Try: Philosophy "Help Me" Retinol Night Treatment, $49, nordstrom.com.
Many products might claim to plump the skin, but those with hyaluronic acid, a sugar gel that can hold up to 1,000 times its weight in water, really do. Hyaluronic acid is naturally found in the skin and joints-it's the cushion that keeps your bones from rubbing together. Using moisturizers with hyaluronic acid not only hydrate and strengthen the skin's barrier, but hyaluronic acid serums also stimulate the skin to produce its own hyaluronic acid. "And small studies show that you might actually help moisturize your skin from within by ingesting hyaluronic acid," Bowe adds. "The studies suggest that eating or drinking hyaluronic acid might help with dry skin and wrinkles by plumping your skin from the inside out."

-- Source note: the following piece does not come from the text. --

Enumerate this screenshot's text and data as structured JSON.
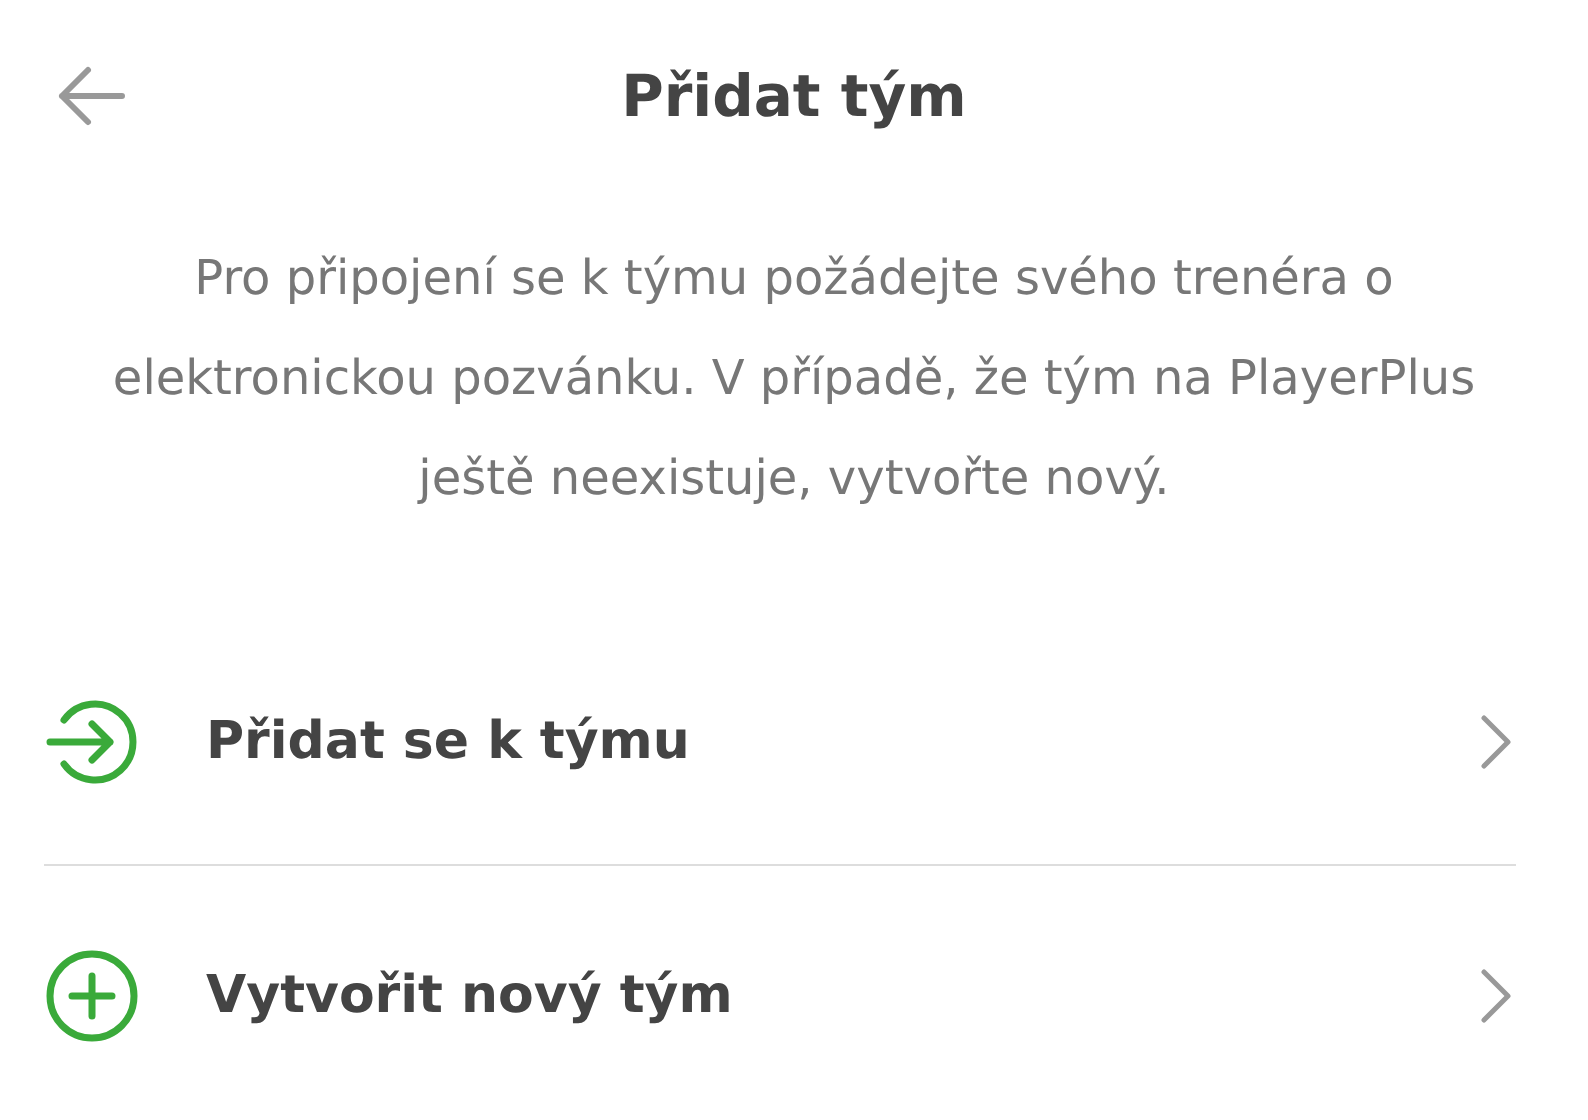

Try: Neutrogena "Hydro Boost" Water Gel, $20, ulta.com.
Glycolic and Salicylic Acids
Glycolic acid, a gentle exfoliator, can be beneficial for those with dry skin, wrinkles, or hyperpigmentation as it boosts the skin's renewal. We like Jack Black Line Smoother 8% Glycolic Acid Treatment. If you have oily skin or acne, a salicylic acid product, such as Juice Beauty Blemish Clearing Serum, will be beneficial for exfoliating, easing breakouts, clearing pores, and decreasing oil production. Unlike glycolic acid, which is water soluble, salicylic acid is oil soluble, meaning it binds to oil and breaks it down. While great for acne and blackhead prone skin, avoid salicylic acid if you have dry skin, are pregnant or are on certain medications.
Try: Juice Beauty "Blemish Clearing" Serum, $30, ulta.com.
Ceramides are lipid (or fat) molecules, and "basically 50 percent of our skin's makeup," Nussbaum says. They help the skin stay soft, hydrated, and strong so it can withstand environmental elements. Without enough ceramides, skin can become dry and irritated. (In addition to aging and spending time in dry, cold climates, using rough exfoliators and toners-any product that strips the skin of too much oil-can lead to a loss of ceramides.) To avoid this, use a ceramide-infused moisturizer each day.
Try: Holika Holika "Good Cera" Super Ceramide Cream, $24, amazon.com.
Niacinamide is vitamin B3, an antioxidant that works wonders as an anti-inflammatory: it reduces redness and discoloration. It also increases hydration, helps protect against sun damage, and minimizes fine lines and wrinkles. Every skin type can benefit from using a moisturizer with niacinamide, like Cerave PM Facial Moisturizing Lotion, but especially those with sensitive skin and eczema.
Try: Cerave PM Facial Moisturizing Lotion, $12.39, target.com.